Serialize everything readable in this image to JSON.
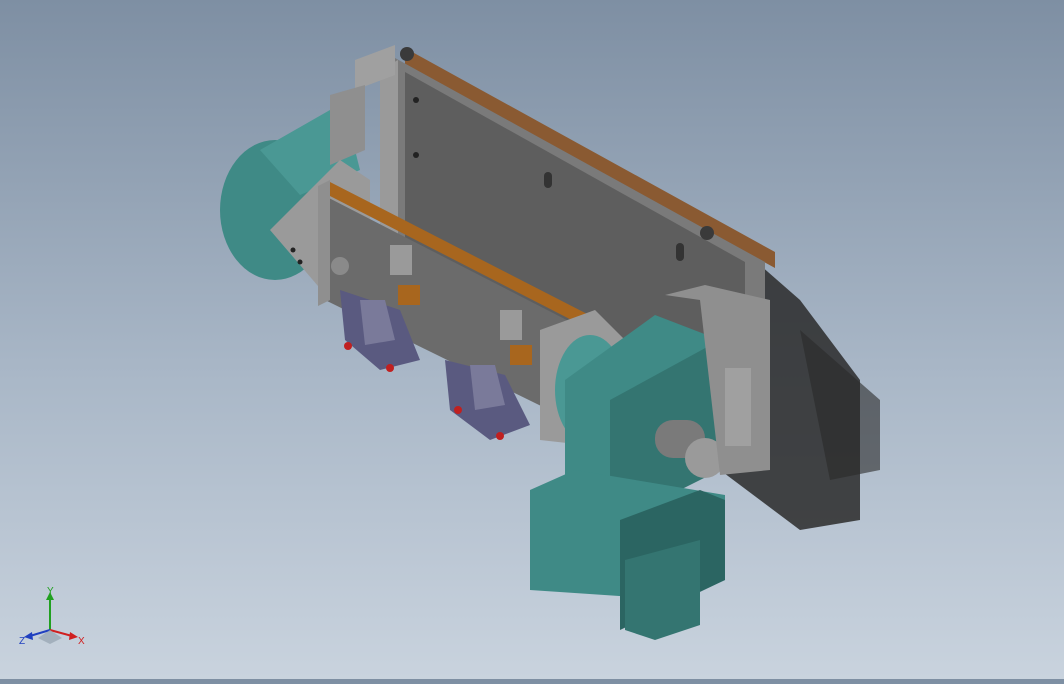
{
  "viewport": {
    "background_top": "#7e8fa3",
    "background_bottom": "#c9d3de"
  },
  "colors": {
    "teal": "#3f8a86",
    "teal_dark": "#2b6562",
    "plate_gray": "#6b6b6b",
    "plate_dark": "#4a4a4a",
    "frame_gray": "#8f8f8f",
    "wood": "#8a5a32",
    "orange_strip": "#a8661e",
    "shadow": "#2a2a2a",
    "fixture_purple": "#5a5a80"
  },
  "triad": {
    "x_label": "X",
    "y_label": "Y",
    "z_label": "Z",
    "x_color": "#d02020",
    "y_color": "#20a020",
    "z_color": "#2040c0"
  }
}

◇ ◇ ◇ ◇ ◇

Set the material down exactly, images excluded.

Serialize everything readable in this image to JSON.
{
  "viewport": {
    "background_top": "#7e8fa3",
    "background_bottom": "#c9d3de"
  },
  "colors": {
    "teal": "#3f8a86",
    "teal_dark": "#2b6562",
    "plate_gray": "#6b6b6b",
    "plate_dark": "#4a4a4a",
    "frame_gray": "#8f8f8f",
    "wood": "#8a5a32",
    "orange_strip": "#a8661e",
    "shadow": "#2a2a2a",
    "fixture_purple": "#5a5a80"
  },
  "triad": {
    "x_label": "X",
    "y_label": "Y",
    "z_label": "Z",
    "x_color": "#d02020",
    "y_color": "#20a020",
    "z_color": "#2040c0"
  }
}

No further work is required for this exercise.